The task: Report the number of lines in the records below that contain the word "Enumerate", and nothing more.

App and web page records
────────────────

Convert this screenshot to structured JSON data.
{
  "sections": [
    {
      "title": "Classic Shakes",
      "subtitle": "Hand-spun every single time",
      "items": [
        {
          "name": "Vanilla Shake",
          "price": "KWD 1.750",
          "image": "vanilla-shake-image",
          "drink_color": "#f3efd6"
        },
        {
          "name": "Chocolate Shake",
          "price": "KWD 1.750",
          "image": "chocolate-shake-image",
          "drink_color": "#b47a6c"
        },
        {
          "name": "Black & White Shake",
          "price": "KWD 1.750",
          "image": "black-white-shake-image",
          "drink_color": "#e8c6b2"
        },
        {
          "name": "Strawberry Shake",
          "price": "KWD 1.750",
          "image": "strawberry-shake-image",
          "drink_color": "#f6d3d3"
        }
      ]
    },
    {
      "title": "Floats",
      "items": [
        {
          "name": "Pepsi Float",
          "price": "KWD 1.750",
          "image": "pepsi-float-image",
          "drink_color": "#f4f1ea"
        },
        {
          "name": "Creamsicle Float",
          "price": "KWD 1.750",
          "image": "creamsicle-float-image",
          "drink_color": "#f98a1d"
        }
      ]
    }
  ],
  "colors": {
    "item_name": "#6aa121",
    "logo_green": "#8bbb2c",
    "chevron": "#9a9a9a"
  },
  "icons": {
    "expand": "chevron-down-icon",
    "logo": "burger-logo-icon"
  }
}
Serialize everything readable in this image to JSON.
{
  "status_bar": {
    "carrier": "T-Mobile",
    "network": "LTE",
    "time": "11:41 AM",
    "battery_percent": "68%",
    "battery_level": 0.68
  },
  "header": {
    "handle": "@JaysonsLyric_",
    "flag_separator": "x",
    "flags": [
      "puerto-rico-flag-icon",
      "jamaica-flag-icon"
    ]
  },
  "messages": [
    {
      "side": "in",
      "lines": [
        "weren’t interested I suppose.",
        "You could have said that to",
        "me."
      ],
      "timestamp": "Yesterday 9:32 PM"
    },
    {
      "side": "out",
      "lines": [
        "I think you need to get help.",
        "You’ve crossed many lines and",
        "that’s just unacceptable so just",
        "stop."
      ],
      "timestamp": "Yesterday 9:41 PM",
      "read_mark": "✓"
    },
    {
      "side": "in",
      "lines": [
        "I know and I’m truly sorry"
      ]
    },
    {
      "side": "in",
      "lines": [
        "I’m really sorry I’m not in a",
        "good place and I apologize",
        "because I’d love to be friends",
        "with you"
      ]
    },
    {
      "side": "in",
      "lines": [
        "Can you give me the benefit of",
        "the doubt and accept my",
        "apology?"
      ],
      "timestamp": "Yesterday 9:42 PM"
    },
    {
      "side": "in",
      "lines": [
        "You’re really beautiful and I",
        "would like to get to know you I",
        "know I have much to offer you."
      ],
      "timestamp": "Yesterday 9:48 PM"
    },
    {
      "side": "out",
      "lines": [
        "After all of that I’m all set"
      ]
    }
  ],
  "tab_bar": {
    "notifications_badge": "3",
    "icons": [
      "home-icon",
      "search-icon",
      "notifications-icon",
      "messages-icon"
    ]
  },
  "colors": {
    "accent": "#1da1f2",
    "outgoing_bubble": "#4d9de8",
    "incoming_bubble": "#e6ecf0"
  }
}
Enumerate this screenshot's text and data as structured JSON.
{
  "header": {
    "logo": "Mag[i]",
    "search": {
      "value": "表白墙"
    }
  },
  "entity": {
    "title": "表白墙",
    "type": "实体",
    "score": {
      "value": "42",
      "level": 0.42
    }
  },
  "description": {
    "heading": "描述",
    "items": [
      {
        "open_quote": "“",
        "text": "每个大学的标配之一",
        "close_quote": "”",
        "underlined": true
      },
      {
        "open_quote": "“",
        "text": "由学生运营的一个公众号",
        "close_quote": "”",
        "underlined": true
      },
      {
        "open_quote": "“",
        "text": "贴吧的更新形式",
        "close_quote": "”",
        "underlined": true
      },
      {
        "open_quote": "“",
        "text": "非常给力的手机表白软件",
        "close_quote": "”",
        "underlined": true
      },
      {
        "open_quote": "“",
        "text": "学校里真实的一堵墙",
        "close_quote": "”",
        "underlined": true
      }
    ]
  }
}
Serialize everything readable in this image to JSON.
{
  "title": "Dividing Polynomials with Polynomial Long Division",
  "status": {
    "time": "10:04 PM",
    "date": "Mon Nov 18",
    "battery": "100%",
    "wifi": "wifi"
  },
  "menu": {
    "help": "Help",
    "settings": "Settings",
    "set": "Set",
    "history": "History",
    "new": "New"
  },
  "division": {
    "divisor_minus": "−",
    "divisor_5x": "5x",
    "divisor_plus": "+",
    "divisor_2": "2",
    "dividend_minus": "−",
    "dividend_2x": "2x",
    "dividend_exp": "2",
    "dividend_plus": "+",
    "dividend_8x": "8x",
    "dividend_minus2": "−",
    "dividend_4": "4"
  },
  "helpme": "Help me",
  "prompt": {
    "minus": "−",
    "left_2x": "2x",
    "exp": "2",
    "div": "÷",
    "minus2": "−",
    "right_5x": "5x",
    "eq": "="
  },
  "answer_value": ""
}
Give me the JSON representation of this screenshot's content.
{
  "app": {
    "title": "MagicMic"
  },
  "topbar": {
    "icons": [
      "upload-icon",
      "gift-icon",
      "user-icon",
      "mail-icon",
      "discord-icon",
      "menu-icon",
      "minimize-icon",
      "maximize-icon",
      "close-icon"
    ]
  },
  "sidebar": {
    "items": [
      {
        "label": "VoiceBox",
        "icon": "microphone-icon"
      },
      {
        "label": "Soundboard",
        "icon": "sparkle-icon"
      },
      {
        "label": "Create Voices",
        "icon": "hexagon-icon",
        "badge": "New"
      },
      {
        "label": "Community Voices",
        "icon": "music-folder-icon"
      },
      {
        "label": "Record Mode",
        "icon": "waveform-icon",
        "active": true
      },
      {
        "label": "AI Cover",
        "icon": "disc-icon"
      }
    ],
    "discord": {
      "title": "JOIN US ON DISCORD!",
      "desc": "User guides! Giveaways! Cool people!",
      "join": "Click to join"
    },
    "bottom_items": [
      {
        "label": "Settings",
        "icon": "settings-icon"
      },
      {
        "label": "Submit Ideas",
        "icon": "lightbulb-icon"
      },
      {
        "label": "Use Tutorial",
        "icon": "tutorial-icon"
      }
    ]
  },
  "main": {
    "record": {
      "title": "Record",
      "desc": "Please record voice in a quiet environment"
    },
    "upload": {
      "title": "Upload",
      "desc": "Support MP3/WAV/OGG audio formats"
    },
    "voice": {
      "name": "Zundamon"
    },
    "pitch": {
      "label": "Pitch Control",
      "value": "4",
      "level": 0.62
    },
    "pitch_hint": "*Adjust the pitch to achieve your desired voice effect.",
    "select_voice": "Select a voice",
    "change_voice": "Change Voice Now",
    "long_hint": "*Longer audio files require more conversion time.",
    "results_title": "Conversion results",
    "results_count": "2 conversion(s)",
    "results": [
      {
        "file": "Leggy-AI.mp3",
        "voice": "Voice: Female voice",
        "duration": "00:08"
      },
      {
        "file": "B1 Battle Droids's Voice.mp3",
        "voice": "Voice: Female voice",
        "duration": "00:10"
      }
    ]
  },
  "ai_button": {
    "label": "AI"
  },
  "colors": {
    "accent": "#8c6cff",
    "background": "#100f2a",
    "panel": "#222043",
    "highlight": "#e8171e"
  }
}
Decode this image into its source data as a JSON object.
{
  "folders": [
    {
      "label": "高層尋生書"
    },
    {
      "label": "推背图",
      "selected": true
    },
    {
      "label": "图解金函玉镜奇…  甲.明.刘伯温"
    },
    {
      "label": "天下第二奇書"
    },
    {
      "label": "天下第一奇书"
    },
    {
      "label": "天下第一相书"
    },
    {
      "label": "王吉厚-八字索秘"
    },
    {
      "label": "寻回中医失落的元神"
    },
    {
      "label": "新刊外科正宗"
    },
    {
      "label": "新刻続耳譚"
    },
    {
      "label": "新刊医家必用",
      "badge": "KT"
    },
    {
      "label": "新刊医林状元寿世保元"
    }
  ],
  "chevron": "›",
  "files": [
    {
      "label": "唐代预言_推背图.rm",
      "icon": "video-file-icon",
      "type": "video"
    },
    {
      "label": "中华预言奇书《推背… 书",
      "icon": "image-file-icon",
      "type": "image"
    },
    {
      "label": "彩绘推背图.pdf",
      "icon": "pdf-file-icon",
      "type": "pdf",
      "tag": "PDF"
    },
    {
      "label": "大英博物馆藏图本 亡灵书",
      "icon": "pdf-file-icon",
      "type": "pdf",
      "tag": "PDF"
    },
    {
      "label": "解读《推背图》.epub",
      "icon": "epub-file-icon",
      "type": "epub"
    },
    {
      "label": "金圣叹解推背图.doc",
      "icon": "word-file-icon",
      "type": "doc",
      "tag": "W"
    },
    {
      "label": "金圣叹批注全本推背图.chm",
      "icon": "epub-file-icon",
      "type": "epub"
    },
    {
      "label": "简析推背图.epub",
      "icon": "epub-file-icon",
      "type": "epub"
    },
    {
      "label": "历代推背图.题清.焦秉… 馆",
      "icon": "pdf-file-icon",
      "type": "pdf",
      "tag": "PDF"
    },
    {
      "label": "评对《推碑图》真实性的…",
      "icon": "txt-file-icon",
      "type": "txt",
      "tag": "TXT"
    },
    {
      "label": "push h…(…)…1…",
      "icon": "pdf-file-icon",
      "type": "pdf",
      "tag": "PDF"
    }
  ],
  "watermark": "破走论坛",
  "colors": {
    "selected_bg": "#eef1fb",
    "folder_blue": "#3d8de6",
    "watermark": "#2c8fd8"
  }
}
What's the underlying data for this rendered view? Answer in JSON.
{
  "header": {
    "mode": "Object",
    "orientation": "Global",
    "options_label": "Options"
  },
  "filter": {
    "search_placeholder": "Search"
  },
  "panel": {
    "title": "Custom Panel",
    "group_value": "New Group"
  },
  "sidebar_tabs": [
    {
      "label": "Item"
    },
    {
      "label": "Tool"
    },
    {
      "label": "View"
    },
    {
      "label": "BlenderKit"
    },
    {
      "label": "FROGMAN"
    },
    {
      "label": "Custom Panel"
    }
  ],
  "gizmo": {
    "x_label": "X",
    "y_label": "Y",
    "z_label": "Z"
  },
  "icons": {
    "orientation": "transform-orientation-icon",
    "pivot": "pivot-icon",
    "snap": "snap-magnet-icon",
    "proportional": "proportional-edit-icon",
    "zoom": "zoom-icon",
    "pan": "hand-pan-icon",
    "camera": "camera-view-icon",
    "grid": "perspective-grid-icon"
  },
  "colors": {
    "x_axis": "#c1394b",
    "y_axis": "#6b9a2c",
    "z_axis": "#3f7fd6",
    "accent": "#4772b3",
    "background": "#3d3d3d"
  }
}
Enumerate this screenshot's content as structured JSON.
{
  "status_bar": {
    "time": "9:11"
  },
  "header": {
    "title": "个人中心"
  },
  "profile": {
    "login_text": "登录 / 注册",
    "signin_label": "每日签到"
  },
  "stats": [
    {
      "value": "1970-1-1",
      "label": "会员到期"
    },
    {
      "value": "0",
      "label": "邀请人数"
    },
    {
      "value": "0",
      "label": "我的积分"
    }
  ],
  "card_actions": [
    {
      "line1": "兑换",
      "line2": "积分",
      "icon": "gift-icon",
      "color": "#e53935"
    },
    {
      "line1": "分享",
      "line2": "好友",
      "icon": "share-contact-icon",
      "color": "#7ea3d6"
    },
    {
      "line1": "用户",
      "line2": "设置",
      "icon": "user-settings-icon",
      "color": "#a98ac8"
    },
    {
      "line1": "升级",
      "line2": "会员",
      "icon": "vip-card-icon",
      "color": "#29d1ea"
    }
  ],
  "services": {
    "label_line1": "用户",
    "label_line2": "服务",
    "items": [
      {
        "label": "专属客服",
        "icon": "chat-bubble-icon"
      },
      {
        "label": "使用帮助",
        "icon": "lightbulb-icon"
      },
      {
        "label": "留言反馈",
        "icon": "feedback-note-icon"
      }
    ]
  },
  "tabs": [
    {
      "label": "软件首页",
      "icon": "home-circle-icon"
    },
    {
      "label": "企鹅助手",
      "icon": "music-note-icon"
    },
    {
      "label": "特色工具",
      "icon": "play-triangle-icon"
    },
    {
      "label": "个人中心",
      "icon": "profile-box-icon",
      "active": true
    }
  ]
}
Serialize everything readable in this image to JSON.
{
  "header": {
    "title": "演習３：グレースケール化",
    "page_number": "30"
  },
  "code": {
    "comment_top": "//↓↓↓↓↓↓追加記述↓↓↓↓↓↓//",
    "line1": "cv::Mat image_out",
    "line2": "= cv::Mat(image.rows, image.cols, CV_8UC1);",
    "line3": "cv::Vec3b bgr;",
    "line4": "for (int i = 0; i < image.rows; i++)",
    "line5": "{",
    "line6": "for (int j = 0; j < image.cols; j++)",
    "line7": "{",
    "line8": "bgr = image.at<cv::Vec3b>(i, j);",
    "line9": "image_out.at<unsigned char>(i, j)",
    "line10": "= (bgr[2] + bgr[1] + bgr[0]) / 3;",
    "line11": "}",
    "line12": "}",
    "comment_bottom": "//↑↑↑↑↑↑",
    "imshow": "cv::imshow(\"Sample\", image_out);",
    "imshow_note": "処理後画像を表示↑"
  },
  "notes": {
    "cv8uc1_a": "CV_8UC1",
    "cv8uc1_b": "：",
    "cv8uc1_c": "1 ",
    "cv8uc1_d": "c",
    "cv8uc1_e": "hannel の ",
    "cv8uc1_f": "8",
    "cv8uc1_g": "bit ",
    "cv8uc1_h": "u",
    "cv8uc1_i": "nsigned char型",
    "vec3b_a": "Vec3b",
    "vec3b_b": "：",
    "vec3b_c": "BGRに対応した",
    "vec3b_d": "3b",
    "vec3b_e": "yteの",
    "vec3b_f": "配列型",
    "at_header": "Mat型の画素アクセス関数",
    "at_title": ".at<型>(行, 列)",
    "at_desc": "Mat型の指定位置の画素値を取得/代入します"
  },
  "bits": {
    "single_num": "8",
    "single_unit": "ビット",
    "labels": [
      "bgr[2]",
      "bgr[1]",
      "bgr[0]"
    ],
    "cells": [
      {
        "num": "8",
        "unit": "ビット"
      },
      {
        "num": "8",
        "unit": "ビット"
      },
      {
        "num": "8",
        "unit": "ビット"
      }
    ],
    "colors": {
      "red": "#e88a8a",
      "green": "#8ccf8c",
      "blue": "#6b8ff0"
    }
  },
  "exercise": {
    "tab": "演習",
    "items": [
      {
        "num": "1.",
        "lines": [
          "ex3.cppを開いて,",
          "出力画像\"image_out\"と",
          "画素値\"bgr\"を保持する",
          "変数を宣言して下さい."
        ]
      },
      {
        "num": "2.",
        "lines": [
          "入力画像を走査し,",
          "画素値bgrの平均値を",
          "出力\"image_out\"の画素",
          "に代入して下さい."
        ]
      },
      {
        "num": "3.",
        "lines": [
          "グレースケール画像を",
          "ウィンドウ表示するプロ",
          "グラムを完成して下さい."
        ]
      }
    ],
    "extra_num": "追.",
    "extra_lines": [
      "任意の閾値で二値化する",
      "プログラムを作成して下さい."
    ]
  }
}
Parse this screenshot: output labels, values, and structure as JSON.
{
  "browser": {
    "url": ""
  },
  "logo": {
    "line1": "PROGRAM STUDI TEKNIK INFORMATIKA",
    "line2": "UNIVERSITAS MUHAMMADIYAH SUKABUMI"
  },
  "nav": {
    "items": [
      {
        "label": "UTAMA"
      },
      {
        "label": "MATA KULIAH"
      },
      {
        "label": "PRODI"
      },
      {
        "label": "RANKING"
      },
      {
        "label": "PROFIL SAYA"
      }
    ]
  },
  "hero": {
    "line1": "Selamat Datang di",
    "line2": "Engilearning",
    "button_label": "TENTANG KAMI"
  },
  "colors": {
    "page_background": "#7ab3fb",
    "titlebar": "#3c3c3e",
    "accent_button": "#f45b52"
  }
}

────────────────

Solution for this exercise: 2